**About this task**
Please copy out all lines of the entries that contain the word "icon".

**Study material**
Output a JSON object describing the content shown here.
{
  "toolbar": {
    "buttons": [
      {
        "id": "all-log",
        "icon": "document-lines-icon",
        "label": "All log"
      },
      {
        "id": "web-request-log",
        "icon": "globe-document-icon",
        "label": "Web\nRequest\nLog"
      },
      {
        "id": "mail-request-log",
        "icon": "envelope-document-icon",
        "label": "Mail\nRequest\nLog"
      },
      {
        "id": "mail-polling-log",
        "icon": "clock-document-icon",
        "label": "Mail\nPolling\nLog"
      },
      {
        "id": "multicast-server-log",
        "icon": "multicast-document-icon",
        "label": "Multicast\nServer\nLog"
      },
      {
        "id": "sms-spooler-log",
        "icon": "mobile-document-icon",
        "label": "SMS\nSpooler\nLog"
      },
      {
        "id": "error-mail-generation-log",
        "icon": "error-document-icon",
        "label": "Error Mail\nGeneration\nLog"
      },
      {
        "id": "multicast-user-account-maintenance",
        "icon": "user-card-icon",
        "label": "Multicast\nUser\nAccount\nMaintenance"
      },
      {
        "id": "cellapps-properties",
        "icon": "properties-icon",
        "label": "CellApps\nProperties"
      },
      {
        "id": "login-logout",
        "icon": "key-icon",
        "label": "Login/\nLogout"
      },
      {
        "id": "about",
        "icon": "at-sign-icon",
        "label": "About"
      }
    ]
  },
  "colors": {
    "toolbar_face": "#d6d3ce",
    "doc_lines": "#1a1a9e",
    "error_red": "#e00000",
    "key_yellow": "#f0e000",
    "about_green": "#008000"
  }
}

**Response area**
        "icon": "document-lines-icon",
        "icon": "globe-document-icon",
        "icon": "envelope-document-icon",
        "icon": "clock-document-icon",
        "icon": "multicast-document-icon",
        "icon": "mobile-document-icon",
        "icon": "error-document-icon",
        "icon": "user-card-icon",
        "icon": "properties-icon",
        "icon": "key-icon",
        "icon": "at-sign-icon",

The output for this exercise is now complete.